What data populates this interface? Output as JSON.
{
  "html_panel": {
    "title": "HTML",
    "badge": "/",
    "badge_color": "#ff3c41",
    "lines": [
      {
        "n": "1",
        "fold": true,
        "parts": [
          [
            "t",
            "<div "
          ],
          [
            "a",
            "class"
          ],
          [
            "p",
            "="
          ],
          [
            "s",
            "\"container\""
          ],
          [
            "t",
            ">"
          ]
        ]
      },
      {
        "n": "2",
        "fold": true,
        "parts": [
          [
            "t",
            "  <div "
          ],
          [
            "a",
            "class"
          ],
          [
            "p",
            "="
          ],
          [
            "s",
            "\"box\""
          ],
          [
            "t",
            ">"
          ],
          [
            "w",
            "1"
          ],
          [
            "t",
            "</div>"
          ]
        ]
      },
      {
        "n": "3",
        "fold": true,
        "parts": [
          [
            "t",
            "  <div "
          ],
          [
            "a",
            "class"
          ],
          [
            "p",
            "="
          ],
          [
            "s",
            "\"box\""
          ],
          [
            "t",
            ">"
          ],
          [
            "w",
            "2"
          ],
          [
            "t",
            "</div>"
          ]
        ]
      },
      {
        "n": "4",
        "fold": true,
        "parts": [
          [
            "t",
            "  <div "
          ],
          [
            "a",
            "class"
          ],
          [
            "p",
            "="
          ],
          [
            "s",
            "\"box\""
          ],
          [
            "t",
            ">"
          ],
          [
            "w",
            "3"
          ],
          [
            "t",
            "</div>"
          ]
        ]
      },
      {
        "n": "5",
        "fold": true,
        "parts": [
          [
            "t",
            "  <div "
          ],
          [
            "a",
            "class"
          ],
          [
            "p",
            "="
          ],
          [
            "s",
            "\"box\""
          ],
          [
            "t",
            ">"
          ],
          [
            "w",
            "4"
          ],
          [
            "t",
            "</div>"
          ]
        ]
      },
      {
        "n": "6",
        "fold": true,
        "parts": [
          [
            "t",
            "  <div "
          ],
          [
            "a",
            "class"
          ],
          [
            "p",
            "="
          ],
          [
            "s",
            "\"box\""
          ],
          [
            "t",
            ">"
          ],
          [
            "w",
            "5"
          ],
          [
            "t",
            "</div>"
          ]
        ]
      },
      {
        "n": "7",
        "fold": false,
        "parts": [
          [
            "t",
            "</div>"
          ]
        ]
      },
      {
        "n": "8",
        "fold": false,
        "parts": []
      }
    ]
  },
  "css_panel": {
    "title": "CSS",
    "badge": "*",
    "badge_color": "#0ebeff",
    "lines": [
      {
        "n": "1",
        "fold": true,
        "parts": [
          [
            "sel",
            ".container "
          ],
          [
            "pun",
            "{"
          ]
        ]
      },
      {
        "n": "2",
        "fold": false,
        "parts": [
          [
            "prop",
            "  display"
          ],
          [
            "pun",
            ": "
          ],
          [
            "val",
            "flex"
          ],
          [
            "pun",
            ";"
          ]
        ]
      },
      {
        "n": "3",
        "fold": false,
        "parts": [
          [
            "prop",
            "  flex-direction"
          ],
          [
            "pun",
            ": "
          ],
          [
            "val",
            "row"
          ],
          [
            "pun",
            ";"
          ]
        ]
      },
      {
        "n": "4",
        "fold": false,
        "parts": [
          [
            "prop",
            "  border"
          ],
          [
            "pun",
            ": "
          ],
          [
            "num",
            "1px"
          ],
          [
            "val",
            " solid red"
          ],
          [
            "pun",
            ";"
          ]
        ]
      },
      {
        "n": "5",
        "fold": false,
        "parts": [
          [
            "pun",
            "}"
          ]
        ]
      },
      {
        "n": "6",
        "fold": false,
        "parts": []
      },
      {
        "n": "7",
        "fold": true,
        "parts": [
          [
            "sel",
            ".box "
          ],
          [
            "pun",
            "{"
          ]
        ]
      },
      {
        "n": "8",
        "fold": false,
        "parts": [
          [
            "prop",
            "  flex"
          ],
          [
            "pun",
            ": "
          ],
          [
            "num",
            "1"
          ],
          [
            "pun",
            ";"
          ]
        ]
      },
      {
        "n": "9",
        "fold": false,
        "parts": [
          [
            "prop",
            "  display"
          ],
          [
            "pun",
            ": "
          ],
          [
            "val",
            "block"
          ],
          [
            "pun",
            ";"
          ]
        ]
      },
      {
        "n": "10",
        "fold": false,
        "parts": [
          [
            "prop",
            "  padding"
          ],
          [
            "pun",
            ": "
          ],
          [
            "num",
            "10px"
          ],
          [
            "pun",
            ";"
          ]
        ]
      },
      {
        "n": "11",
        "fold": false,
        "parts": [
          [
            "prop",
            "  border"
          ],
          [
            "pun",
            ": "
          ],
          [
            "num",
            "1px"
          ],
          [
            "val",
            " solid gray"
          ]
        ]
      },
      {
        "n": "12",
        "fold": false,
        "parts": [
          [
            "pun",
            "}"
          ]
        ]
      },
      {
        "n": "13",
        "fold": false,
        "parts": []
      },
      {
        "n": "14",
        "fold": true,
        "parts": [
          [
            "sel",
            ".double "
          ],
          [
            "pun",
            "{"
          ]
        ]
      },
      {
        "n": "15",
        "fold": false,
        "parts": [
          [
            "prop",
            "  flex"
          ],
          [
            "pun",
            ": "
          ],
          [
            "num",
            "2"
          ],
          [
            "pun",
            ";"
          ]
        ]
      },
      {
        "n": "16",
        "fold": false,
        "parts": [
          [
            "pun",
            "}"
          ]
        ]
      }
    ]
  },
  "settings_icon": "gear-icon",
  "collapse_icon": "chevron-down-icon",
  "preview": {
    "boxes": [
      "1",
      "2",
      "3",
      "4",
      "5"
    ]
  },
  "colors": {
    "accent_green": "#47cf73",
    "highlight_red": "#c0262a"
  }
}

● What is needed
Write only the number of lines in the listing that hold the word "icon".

● Answer space
2